On the use of super-efficiency procedures for ranking efficient units and identifying outliers
- 399 Downloads
Prior research (Banker and Chang in Eur J Oper Res 175: 1311–1320, 2006) has found that super-efficiency based procedures are effective in identifying outliers, but not in ranking efficient units. In this paper, we investigate why the procedures failed to rank efficient units satisfactorily and examine the performance of super-efficiency procedures in different “regions” of production set. We find that the unsatisfactory results mainly originate from the “left corners” of DMUs, those units with relatively smaller values. We further examine the effect of different noise levels on outlier detection using the BG procedure (Banker and Gifford in A relative efficiency model for the evaluation of public health nurse productivity. Mimeo, Carnegie Mellon University, Pittsburgh, 1988). Our results show that the BG procedure is more effective when the noise level is high. We conduct extensive simulation experiments by considering different production functions (Cobb–Douglas and Polynomial), different DEA formulations (BCC and CCR) and different returns-to-scale (CRS and NIRS) assumptions. Our simulation results confirm that the findings in Banker and Chang (2006) are robust under different DEA formulations, production functions and returns to scale assumptions.

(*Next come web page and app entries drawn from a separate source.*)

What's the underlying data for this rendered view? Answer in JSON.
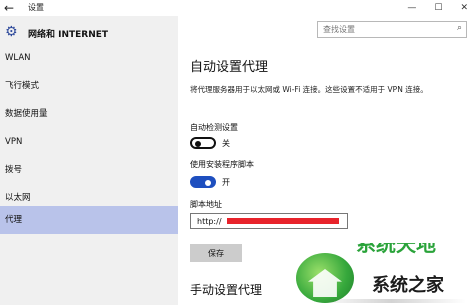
{
  "window": {
    "title": "设置",
    "controls": [
      "—",
      "☐",
      "✕"
    ]
  },
  "sidebar": {
    "header": "网络和 INTERNET",
    "items": [
      {
        "label": "WLAN"
      },
      {
        "label": "飞行模式"
      },
      {
        "label": "数据使用量"
      },
      {
        "label": "VPN"
      },
      {
        "label": "拨号"
      },
      {
        "label": "以太网"
      },
      {
        "label": "代理",
        "active": true
      }
    ]
  },
  "search": {
    "placeholder": "查找设置"
  },
  "auto_proxy": {
    "title": "自动设置代理",
    "description": "将代理服务器用于以太网或 Wi-Fi 连接。这些设置不适用于 VPN 连接。",
    "auto_detect": {
      "label": "自动检测设置",
      "state": "关",
      "on": false
    },
    "use_script": {
      "label": "使用安装程序脚本",
      "state": "开",
      "on": true
    },
    "script_address": {
      "label": "脚本地址",
      "value": "http://"
    },
    "save_label": "保存"
  },
  "manual_proxy": {
    "title": "手动设置代理"
  },
  "watermark": {
    "text": "系统之家",
    "partial_text": "系统天地"
  },
  "colors": {
    "accent": "#1e4fbf",
    "sidebar_bg": "#f0f0f0",
    "sidebar_active": "#b9c3ea",
    "redaction": "#e8232b"
  }
}
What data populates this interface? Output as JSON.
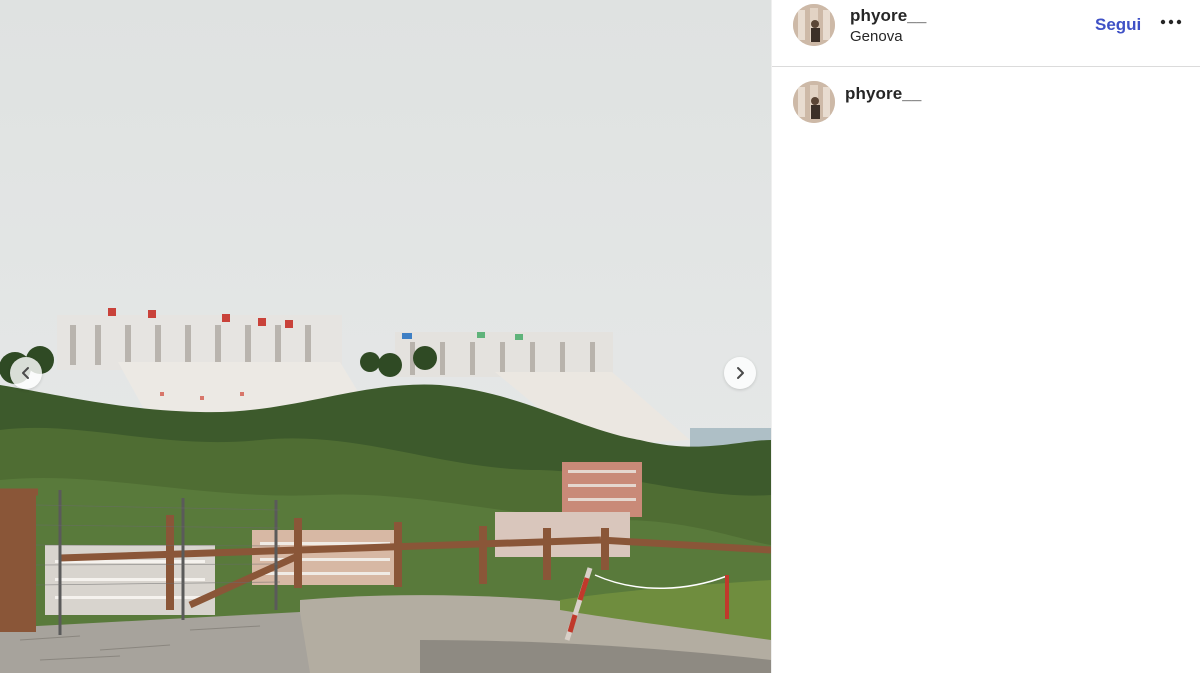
{
  "post": {
    "username": "phyore__",
    "location": "Genova",
    "follow_label": "Segui",
    "more_icon": "more-horizontal-icon"
  },
  "caption": {
    "username": "phyore__"
  },
  "carousel": {
    "prev_icon": "chevron-left-icon",
    "next_icon": "chevron-right-icon"
  },
  "colors": {
    "follow_blue": "#3f51c6",
    "text": "#262626",
    "divider": "#dbdbdb"
  }
}
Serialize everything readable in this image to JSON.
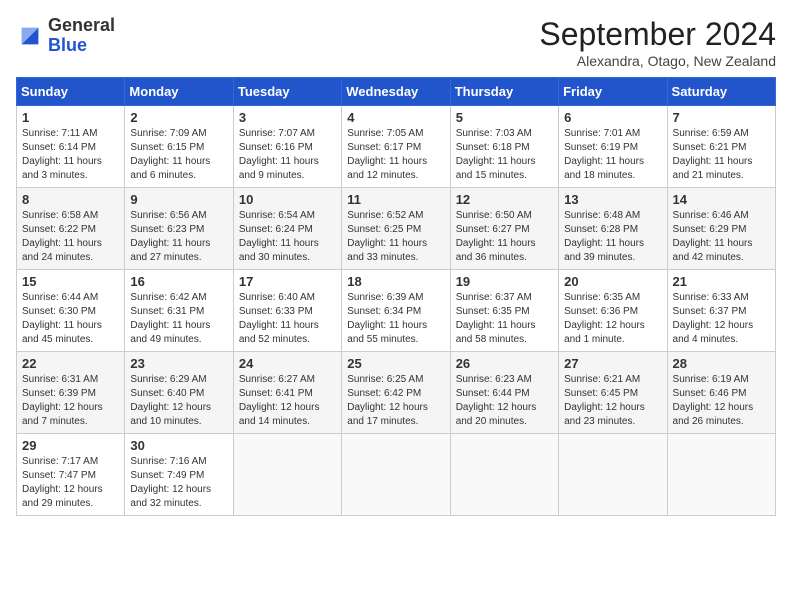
{
  "logo": {
    "general": "General",
    "blue": "Blue"
  },
  "title": "September 2024",
  "subtitle": "Alexandra, Otago, New Zealand",
  "days_of_week": [
    "Sunday",
    "Monday",
    "Tuesday",
    "Wednesday",
    "Thursday",
    "Friday",
    "Saturday"
  ],
  "weeks": [
    [
      {
        "day": "1",
        "info": "Sunrise: 7:11 AM\nSunset: 6:14 PM\nDaylight: 11 hours and 3 minutes."
      },
      {
        "day": "2",
        "info": "Sunrise: 7:09 AM\nSunset: 6:15 PM\nDaylight: 11 hours and 6 minutes."
      },
      {
        "day": "3",
        "info": "Sunrise: 7:07 AM\nSunset: 6:16 PM\nDaylight: 11 hours and 9 minutes."
      },
      {
        "day": "4",
        "info": "Sunrise: 7:05 AM\nSunset: 6:17 PM\nDaylight: 11 hours and 12 minutes."
      },
      {
        "day": "5",
        "info": "Sunrise: 7:03 AM\nSunset: 6:18 PM\nDaylight: 11 hours and 15 minutes."
      },
      {
        "day": "6",
        "info": "Sunrise: 7:01 AM\nSunset: 6:19 PM\nDaylight: 11 hours and 18 minutes."
      },
      {
        "day": "7",
        "info": "Sunrise: 6:59 AM\nSunset: 6:21 PM\nDaylight: 11 hours and 21 minutes."
      }
    ],
    [
      {
        "day": "8",
        "info": "Sunrise: 6:58 AM\nSunset: 6:22 PM\nDaylight: 11 hours and 24 minutes."
      },
      {
        "day": "9",
        "info": "Sunrise: 6:56 AM\nSunset: 6:23 PM\nDaylight: 11 hours and 27 minutes."
      },
      {
        "day": "10",
        "info": "Sunrise: 6:54 AM\nSunset: 6:24 PM\nDaylight: 11 hours and 30 minutes."
      },
      {
        "day": "11",
        "info": "Sunrise: 6:52 AM\nSunset: 6:25 PM\nDaylight: 11 hours and 33 minutes."
      },
      {
        "day": "12",
        "info": "Sunrise: 6:50 AM\nSunset: 6:27 PM\nDaylight: 11 hours and 36 minutes."
      },
      {
        "day": "13",
        "info": "Sunrise: 6:48 AM\nSunset: 6:28 PM\nDaylight: 11 hours and 39 minutes."
      },
      {
        "day": "14",
        "info": "Sunrise: 6:46 AM\nSunset: 6:29 PM\nDaylight: 11 hours and 42 minutes."
      }
    ],
    [
      {
        "day": "15",
        "info": "Sunrise: 6:44 AM\nSunset: 6:30 PM\nDaylight: 11 hours and 45 minutes."
      },
      {
        "day": "16",
        "info": "Sunrise: 6:42 AM\nSunset: 6:31 PM\nDaylight: 11 hours and 49 minutes."
      },
      {
        "day": "17",
        "info": "Sunrise: 6:40 AM\nSunset: 6:33 PM\nDaylight: 11 hours and 52 minutes."
      },
      {
        "day": "18",
        "info": "Sunrise: 6:39 AM\nSunset: 6:34 PM\nDaylight: 11 hours and 55 minutes."
      },
      {
        "day": "19",
        "info": "Sunrise: 6:37 AM\nSunset: 6:35 PM\nDaylight: 11 hours and 58 minutes."
      },
      {
        "day": "20",
        "info": "Sunrise: 6:35 AM\nSunset: 6:36 PM\nDaylight: 12 hours and 1 minute."
      },
      {
        "day": "21",
        "info": "Sunrise: 6:33 AM\nSunset: 6:37 PM\nDaylight: 12 hours and 4 minutes."
      }
    ],
    [
      {
        "day": "22",
        "info": "Sunrise: 6:31 AM\nSunset: 6:39 PM\nDaylight: 12 hours and 7 minutes."
      },
      {
        "day": "23",
        "info": "Sunrise: 6:29 AM\nSunset: 6:40 PM\nDaylight: 12 hours and 10 minutes."
      },
      {
        "day": "24",
        "info": "Sunrise: 6:27 AM\nSunset: 6:41 PM\nDaylight: 12 hours and 14 minutes."
      },
      {
        "day": "25",
        "info": "Sunrise: 6:25 AM\nSunset: 6:42 PM\nDaylight: 12 hours and 17 minutes."
      },
      {
        "day": "26",
        "info": "Sunrise: 6:23 AM\nSunset: 6:44 PM\nDaylight: 12 hours and 20 minutes."
      },
      {
        "day": "27",
        "info": "Sunrise: 6:21 AM\nSunset: 6:45 PM\nDaylight: 12 hours and 23 minutes."
      },
      {
        "day": "28",
        "info": "Sunrise: 6:19 AM\nSunset: 6:46 PM\nDaylight: 12 hours and 26 minutes."
      }
    ],
    [
      {
        "day": "29",
        "info": "Sunrise: 7:17 AM\nSunset: 7:47 PM\nDaylight: 12 hours and 29 minutes."
      },
      {
        "day": "30",
        "info": "Sunrise: 7:16 AM\nSunset: 7:49 PM\nDaylight: 12 hours and 32 minutes."
      },
      {
        "day": "",
        "info": ""
      },
      {
        "day": "",
        "info": ""
      },
      {
        "day": "",
        "info": ""
      },
      {
        "day": "",
        "info": ""
      },
      {
        "day": "",
        "info": ""
      }
    ]
  ]
}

KeywordsDEA Super-efficiency Outlier identification Efficiency ranking Simulation study
- Banker, R. D., Das, S., & Datar, S. M. (1989). Analysis of cost variances for management control in hospitals. Research in Governmental and Nonprofit Accounting, 5, 269–291.Google Scholar
- Banker, R. D., & Gifford, J. L. (1988). A relative efficiency model for the evaluation of public health nurse productivity. Pittsburgh: Mimeo, Carnegie Mellon University.Google Scholar
- Charnes, A., & Neralic, L. (1992). Sensitivity analysis of the proportionate change of inputs (or outputs) in data envelopment analysis. Glasnik Matematicki, 27, 393–405.Google Scholar